**Required work**
Looking through the data below, work out how many lines have the word "message". Reply with that number only.

(Provided entries begins)

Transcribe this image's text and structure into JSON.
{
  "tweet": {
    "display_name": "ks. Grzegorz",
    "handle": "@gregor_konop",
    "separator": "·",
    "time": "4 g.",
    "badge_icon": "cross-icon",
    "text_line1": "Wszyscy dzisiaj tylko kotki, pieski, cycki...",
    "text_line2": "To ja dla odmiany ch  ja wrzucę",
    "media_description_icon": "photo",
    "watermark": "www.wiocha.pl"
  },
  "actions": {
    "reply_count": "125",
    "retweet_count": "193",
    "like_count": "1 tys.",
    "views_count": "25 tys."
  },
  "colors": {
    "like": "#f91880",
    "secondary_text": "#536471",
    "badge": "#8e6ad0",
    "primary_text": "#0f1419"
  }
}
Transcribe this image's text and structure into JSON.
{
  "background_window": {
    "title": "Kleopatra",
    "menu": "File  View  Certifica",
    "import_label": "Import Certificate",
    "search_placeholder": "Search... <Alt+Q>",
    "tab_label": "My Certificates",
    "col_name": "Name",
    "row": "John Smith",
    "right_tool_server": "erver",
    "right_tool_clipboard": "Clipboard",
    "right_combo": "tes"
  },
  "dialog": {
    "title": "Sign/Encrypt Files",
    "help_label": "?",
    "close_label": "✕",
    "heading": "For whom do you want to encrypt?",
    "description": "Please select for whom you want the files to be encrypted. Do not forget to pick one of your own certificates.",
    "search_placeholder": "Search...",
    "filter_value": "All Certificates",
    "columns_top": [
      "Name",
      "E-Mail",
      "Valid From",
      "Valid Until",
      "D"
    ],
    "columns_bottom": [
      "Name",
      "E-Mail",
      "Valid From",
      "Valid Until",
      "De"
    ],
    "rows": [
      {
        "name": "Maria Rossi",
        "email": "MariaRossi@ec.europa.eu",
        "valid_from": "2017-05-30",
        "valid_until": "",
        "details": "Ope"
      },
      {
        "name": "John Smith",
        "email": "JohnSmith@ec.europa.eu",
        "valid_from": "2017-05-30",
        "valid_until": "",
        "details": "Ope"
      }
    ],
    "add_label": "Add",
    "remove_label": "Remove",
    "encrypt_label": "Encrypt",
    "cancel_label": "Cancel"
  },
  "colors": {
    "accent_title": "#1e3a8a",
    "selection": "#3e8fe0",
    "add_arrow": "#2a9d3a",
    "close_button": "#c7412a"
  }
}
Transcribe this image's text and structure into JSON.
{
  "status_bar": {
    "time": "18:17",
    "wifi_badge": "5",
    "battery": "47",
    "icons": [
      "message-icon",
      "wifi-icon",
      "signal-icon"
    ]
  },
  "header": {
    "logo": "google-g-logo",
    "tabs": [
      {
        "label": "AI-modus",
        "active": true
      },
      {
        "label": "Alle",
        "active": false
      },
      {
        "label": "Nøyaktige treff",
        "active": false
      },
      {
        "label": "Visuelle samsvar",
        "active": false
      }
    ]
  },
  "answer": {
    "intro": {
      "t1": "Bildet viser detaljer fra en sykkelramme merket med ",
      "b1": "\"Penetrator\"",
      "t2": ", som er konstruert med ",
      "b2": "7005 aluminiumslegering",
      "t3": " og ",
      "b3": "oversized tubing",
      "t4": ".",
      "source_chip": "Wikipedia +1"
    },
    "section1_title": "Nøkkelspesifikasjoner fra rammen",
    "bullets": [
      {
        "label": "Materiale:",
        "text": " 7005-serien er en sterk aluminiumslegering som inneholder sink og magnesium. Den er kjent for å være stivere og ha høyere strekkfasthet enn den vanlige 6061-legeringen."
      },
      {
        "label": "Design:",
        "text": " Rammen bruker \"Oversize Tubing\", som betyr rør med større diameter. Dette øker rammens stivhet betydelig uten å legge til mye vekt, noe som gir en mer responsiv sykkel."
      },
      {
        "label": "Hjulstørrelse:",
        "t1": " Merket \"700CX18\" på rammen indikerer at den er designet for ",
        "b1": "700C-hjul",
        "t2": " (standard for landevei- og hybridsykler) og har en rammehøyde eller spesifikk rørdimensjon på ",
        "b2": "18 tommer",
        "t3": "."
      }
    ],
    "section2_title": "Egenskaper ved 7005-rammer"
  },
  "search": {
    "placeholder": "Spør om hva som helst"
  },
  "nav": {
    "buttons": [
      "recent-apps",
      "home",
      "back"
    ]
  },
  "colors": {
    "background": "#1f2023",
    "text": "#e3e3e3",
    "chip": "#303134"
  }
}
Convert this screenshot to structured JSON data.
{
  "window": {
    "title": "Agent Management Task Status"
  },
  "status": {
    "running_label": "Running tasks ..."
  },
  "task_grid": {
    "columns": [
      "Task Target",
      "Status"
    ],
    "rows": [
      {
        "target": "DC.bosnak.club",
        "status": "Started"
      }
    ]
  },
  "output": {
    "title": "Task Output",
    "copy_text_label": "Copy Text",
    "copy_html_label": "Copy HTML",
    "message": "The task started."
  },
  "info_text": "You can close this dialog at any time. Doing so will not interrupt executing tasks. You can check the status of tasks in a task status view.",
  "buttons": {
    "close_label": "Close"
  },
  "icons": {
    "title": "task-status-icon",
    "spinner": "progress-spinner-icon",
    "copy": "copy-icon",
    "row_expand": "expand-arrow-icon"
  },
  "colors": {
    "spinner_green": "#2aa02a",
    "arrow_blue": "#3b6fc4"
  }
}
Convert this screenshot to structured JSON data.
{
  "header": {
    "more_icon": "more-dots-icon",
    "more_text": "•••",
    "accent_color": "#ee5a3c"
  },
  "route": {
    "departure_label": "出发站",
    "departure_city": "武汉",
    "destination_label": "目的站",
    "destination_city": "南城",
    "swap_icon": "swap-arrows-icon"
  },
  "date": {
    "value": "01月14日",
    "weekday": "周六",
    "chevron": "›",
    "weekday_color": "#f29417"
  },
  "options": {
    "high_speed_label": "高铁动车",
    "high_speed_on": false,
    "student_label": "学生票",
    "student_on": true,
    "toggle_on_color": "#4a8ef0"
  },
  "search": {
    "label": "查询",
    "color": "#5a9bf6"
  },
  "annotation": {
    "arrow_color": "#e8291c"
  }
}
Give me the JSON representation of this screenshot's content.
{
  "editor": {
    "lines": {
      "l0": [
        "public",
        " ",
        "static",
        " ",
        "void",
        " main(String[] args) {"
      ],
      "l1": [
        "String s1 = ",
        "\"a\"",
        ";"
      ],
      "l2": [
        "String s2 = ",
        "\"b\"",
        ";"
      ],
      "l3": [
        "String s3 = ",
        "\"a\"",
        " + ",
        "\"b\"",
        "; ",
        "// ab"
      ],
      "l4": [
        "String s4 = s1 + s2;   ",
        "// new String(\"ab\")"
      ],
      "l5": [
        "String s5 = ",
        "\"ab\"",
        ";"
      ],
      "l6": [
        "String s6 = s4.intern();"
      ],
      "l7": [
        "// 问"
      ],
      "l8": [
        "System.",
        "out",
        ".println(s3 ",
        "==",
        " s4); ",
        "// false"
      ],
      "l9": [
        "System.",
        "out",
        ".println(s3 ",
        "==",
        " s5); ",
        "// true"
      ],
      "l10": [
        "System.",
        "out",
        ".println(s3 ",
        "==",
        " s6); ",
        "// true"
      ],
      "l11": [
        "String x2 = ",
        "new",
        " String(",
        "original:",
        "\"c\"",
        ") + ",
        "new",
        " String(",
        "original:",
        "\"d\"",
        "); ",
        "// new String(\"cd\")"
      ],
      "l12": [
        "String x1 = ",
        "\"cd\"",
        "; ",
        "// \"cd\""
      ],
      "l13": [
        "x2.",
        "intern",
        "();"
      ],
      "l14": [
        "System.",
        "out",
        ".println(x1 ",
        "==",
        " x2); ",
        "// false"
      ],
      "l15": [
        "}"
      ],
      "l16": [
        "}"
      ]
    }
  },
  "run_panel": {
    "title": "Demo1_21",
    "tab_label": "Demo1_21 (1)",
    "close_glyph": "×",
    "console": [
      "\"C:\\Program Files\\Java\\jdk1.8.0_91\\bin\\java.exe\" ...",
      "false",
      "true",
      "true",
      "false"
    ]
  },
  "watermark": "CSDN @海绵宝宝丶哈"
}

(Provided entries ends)

**Result below**
2